On the unseen side we start with Andy and Lana Wachowski’s Jupiter Ascending — a long delayed release that has a great many people already reading last rites over it. This was aggravated when the film was ill-advisedly shown at Sundance (where people go to see the latest art/indie titles) to a cool reception — or so it was reported. Why people insist on paying attention to this sort of thing mystifies me. Are we as a society just becoming more and more addicted to rooting for failure? The Wachowskis have called their sci-fi fantasy movie a “space opera,” which is itself derived from the term “horse opera,” a term coined for rather silly cowboy pictures. This later got altered to “space opera” to describe a kind of western — good guys vs. bad guys — in outer space. It’s action-adventure meant to be fun and not taken all that seriously. The original Star Wars (1977) qualified as a “space opera.” Personally, I’m keen to see what the Wachowskis have cooked up. Nobody goes over-the-top like they do.
Much less enticing is Seventh Son — some sort of fantasy horror hooha that looks for all the world like the rightful heir to Season of the Witch (2011), but with a slumming Jeff Bridges standing in for Nicolas Cage. To add insult to injury, this thing also boasts Oscar nominee Julianne Moore as some kind of evil witch in some kind of feather dress that might have been designed by Bob Mackie for Cher to wear on an awards show. It’s all about Bridges as the force of good out to prevent Moore from destroying the world — or something like that. The real star appears to be Ben Barnes — you know, Prince Caspian from those dire Narnia movies. Good heavens.
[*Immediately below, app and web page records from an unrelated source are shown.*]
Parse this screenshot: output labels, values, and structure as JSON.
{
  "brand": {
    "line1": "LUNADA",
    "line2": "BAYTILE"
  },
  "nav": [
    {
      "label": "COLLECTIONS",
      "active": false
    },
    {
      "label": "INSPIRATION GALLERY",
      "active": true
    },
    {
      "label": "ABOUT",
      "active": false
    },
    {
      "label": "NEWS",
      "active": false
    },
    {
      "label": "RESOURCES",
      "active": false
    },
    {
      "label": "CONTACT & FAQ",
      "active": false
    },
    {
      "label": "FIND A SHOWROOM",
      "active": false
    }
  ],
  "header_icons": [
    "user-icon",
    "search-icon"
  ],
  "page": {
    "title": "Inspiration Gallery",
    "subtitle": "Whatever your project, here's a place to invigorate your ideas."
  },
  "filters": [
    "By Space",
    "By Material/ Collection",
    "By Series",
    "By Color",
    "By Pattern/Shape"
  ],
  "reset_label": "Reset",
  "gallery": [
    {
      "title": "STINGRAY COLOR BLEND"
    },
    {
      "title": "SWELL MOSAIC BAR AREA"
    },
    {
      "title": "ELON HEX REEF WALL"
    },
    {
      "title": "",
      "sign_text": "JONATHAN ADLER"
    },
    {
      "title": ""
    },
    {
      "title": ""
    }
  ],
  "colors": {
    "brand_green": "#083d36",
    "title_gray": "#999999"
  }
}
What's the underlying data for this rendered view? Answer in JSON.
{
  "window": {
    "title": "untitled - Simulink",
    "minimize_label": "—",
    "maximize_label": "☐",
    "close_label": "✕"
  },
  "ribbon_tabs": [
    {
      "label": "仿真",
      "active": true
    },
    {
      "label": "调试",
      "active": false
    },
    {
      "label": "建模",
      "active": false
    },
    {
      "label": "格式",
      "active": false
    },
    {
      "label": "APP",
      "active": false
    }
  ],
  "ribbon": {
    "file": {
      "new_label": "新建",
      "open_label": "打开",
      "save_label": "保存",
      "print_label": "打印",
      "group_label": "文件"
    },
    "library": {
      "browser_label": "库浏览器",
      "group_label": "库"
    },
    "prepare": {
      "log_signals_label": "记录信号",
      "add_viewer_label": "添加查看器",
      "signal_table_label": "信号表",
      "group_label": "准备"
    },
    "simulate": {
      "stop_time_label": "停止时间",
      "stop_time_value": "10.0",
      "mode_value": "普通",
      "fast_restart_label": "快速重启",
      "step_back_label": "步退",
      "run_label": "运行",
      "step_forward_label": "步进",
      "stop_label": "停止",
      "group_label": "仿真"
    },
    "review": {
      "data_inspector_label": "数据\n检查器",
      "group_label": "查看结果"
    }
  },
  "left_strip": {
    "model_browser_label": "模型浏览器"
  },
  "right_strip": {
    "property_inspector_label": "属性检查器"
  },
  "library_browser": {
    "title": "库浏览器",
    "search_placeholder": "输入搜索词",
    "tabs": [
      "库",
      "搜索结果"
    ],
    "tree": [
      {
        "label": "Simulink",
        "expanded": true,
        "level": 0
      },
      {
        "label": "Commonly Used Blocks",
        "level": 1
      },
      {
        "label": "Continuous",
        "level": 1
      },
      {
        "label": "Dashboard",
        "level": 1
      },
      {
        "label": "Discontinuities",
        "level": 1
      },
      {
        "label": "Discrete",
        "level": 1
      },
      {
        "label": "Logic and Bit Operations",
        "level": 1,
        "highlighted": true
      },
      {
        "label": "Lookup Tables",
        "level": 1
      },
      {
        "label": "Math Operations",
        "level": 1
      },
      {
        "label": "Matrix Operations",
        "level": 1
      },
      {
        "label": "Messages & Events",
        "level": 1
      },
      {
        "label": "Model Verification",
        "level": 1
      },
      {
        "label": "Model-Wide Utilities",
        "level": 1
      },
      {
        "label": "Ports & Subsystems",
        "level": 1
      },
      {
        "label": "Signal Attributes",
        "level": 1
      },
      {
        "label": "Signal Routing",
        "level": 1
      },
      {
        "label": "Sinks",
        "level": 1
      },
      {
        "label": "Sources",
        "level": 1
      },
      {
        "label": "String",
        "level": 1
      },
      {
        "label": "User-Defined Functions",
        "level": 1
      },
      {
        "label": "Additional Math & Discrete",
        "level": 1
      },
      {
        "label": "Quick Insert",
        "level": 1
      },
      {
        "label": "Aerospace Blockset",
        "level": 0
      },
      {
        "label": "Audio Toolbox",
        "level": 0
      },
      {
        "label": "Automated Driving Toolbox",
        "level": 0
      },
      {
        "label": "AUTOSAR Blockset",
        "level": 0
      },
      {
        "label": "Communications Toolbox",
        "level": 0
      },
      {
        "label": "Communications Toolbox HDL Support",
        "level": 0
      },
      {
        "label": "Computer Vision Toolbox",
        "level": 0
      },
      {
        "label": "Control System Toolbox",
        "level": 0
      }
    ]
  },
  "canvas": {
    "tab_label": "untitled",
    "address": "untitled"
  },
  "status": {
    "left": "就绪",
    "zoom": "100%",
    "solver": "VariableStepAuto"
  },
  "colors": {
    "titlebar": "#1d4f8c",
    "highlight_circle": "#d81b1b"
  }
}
Finally, there’s The SpongeBob Movie: Sponge Out of Water. This is a presold thing — so presold that the studio didn’t bother with a plot synopsis. The irony here is that this will probably be the movie to dethrone American Sniper. I’ve never gotten the appeal of Mr. Squarepants, so I have every intention of sitting this one out. I do wonder if anyone in the film’s target demographic will even get the gag of presenting SpongeBob in a parody of the old — and now politically incorrect — Coppertone sun tan oil ad.
Also worth noting, Asheville Pizza and Brewing is bringing back The Grand Budapest Hotel in the 7 and 10 p.m. slot.
This week we lose Cake, which took quite a tumble following a surprisingly strong first week.
Before getting down to the usual listings, there’s this press release for a screening of The American Nurse — “Highlighting the lives of five American nurses from diverse specialties, the moving documentary The American Nurse — a recent recipient of the American Academy of Nursing’s Excellence in Media Award and a Top 10 2014 Documentary according to www.aisleseat.com – is booked for a special one-night exclusive screening engagement at the Carmike 10 (121 River Hills Road in Asheville) on Thursday, February 5, 2015 at 7:00 p.m.”
This week the Thursday Horror Picture Show has a double bill of Boris Karloff and Bela Lugosi in The Black Cat (1934) and The Raven (1935) at 8 p.m. on Thu., Feb. 5 in Theater Six at The Carolina. World Cinema will show Jean Cocteau’s Orphée (Orpheus) (1950) on Fri., Feb. 6 at 8 p.m. in the Railroad Library in the Phil Mechanic Building. The Hendersonville Film Society is running Gregory Hoblit’s Fracture (2007) on Sun., Feb. 8 at 2 p.m. in the Smoky Mountain Theater at Lake Pointe Landing in Hendersonville. The Asheville Film Society is showing the Maria Montez-Jon Hall campy adventure romance Gypsy Wildcat (1944) in glorious Technicolor on Tue., Feb. 10 at 8 p.m. in Theater Six at The Carolina. More on all titles in this week’s Xpress — with extended coverage in the online edition.
This week’s releases do not make a pretty picture — Dracula Untold, John Wick and Ouija. My advice? Go to the movies.